__Exercise prompt__: If a line in the listing below holds the word "price", it counts toward the total; report that total alone.

__Available data__:
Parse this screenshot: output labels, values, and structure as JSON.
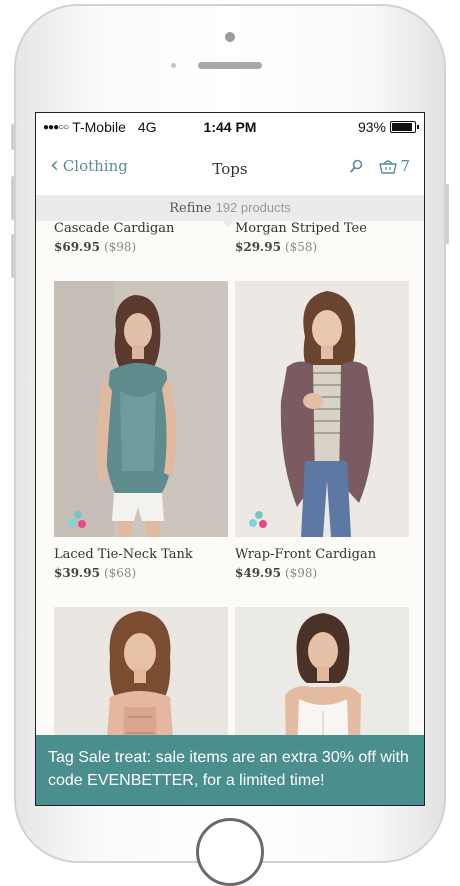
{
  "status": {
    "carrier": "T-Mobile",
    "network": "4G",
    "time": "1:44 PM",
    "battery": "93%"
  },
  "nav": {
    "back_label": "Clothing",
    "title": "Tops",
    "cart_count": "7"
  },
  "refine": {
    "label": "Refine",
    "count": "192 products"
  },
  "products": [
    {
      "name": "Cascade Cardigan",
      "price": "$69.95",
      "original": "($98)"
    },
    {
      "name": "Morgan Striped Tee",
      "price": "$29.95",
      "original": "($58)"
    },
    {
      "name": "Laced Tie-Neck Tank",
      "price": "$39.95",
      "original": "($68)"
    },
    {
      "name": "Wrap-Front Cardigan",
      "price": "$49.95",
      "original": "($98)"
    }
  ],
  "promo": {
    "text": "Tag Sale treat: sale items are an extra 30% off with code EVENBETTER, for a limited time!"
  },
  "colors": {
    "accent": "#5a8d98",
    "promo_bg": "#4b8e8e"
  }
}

__Solution to this problem__: 4